__Exercise instructions__: A word-for-word copy of the records below is needed, without the images.

__Recorded data__:

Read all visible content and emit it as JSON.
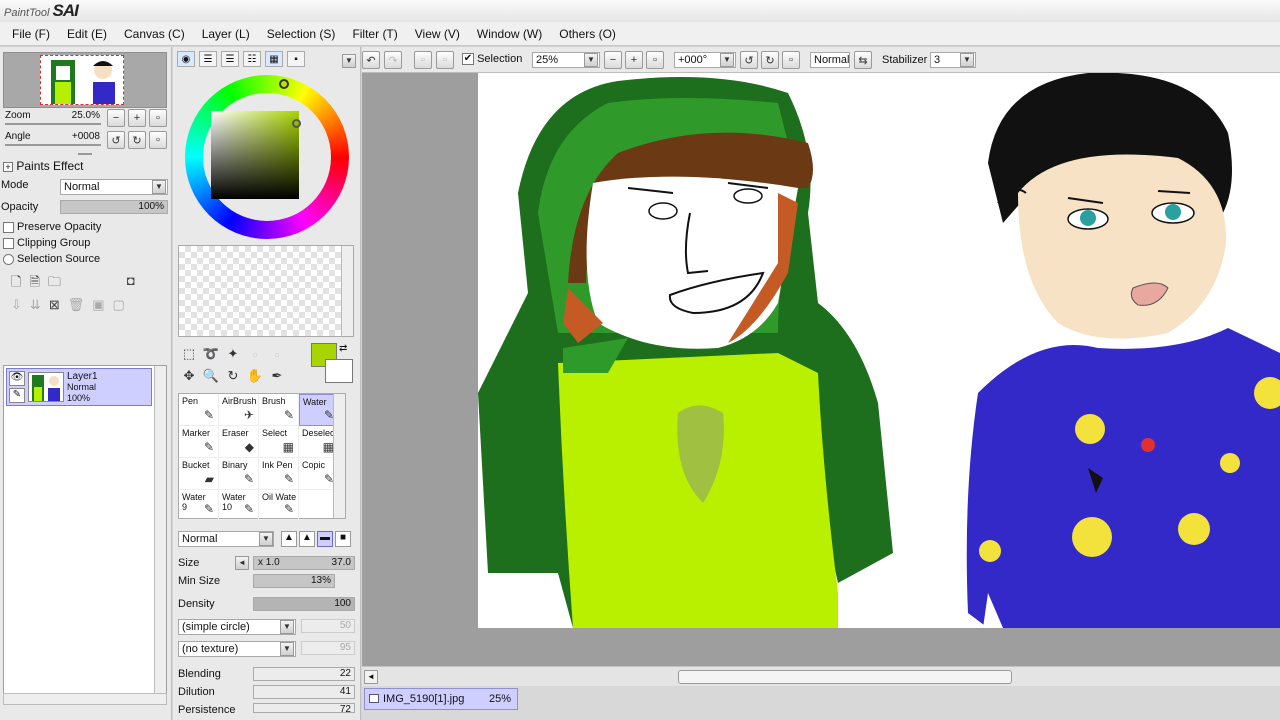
{
  "app": {
    "logo_small": "PaintTool",
    "logo_big": "SAI"
  },
  "menu": [
    "File (F)",
    "Edit (E)",
    "Canvas (C)",
    "Layer (L)",
    "Selection (S)",
    "Filter (T)",
    "View (V)",
    "Window (W)",
    "Others (O)"
  ],
  "navigator": {
    "zoom_label": "Zoom",
    "zoom_value": "25.0%",
    "angle_label": "Angle",
    "angle_value": "+0008"
  },
  "paints_effect": {
    "header": "Paints Effect",
    "mode_label": "Mode",
    "mode_value": "Normal",
    "opacity_label": "Opacity",
    "opacity_value": "100%",
    "preserve_opacity": "Preserve Opacity",
    "clipping_group": "Clipping Group",
    "selection_source": "Selection Source"
  },
  "layer": {
    "name": "Layer1",
    "mode": "Normal",
    "opacity": "100%"
  },
  "color": {
    "primary": "#a8d400",
    "secondary": "#ffffff"
  },
  "brushes": [
    {
      "label": "Pen",
      "icon": "✎"
    },
    {
      "label": "AirBrush",
      "icon": "✈"
    },
    {
      "label": "Brush",
      "icon": "✎"
    },
    {
      "label": "Water",
      "icon": "✎"
    },
    {
      "label": "Marker",
      "icon": "✎"
    },
    {
      "label": "Eraser",
      "icon": "◆"
    },
    {
      "label": "Select",
      "icon": "▦"
    },
    {
      "label": "Deselect",
      "icon": "▦"
    },
    {
      "label": "Bucket",
      "icon": "▰"
    },
    {
      "label": "Binary",
      "icon": "✎"
    },
    {
      "label": "Ink Pen",
      "icon": "✎"
    },
    {
      "label": "Copic",
      "icon": "✎"
    },
    {
      "label": "Water 9",
      "icon": "✎"
    },
    {
      "label": "Water 10",
      "icon": "✎"
    },
    {
      "label": "Oil Wate",
      "icon": "✎"
    }
  ],
  "brush_settings": {
    "blend_mode": "Normal",
    "size_label": "Size",
    "size_multiplier": "x 1.0",
    "size_value": "37.0",
    "min_size_label": "Min Size",
    "min_size_value": "13%",
    "density_label": "Density",
    "density_value": "100",
    "shape": "(simple circle)",
    "shape_value": "50",
    "texture": "(no texture)",
    "texture_value": "95",
    "blending_label": "Blending",
    "blending_value": "22",
    "dilution_label": "Dilution",
    "dilution_value": "41",
    "persistence_label": "Persistence",
    "persistence_value": "72"
  },
  "canvas_toolbar": {
    "selection_label": "Selection",
    "zoom": "25%",
    "angle": "+000°",
    "blend": "Normal",
    "stabilizer_label": "Stabilizer",
    "stabilizer_value": "3"
  },
  "document_tab": {
    "name": "IMG_5190[1].jpg",
    "zoom": "25%"
  }
}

__Result for this exercise__:
Read all visible content and emit it as JSON.
{
  "app": {
    "logo_small": "PaintTool",
    "logo_big": "SAI"
  },
  "menu": [
    "File (F)",
    "Edit (E)",
    "Canvas (C)",
    "Layer (L)",
    "Selection (S)",
    "Filter (T)",
    "View (V)",
    "Window (W)",
    "Others (O)"
  ],
  "navigator": {
    "zoom_label": "Zoom",
    "zoom_value": "25.0%",
    "angle_label": "Angle",
    "angle_value": "+0008"
  },
  "paints_effect": {
    "header": "Paints Effect",
    "mode_label": "Mode",
    "mode_value": "Normal",
    "opacity_label": "Opacity",
    "opacity_value": "100%",
    "preserve_opacity": "Preserve Opacity",
    "clipping_group": "Clipping Group",
    "selection_source": "Selection Source"
  },
  "layer": {
    "name": "Layer1",
    "mode": "Normal",
    "opacity": "100%"
  },
  "color": {
    "primary": "#a8d400",
    "secondary": "#ffffff"
  },
  "brushes": [
    {
      "label": "Pen",
      "icon": "✎"
    },
    {
      "label": "AirBrush",
      "icon": "✈"
    },
    {
      "label": "Brush",
      "icon": "✎"
    },
    {
      "label": "Water",
      "icon": "✎"
    },
    {
      "label": "Marker",
      "icon": "✎"
    },
    {
      "label": "Eraser",
      "icon": "◆"
    },
    {
      "label": "Select",
      "icon": "▦"
    },
    {
      "label": "Deselect",
      "icon": "▦"
    },
    {
      "label": "Bucket",
      "icon": "▰"
    },
    {
      "label": "Binary",
      "icon": "✎"
    },
    {
      "label": "Ink Pen",
      "icon": "✎"
    },
    {
      "label": "Copic",
      "icon": "✎"
    },
    {
      "label": "Water 9",
      "icon": "✎"
    },
    {
      "label": "Water 10",
      "icon": "✎"
    },
    {
      "label": "Oil Wate",
      "icon": "✎"
    }
  ],
  "brush_settings": {
    "blend_mode": "Normal",
    "size_label": "Size",
    "size_multiplier": "x 1.0",
    "size_value": "37.0",
    "min_size_label": "Min Size",
    "min_size_value": "13%",
    "density_label": "Density",
    "density_value": "100",
    "shape": "(simple circle)",
    "shape_value": "50",
    "texture": "(no texture)",
    "texture_value": "95",
    "blending_label": "Blending",
    "blending_value": "22",
    "dilution_label": "Dilution",
    "dilution_value": "41",
    "persistence_label": "Persistence",
    "persistence_value": "72"
  },
  "canvas_toolbar": {
    "selection_label": "Selection",
    "zoom": "25%",
    "angle": "+000°",
    "blend": "Normal",
    "stabilizer_label": "Stabilizer",
    "stabilizer_value": "3"
  },
  "document_tab": {
    "name": "IMG_5190[1].jpg",
    "zoom": "25%"
  }
}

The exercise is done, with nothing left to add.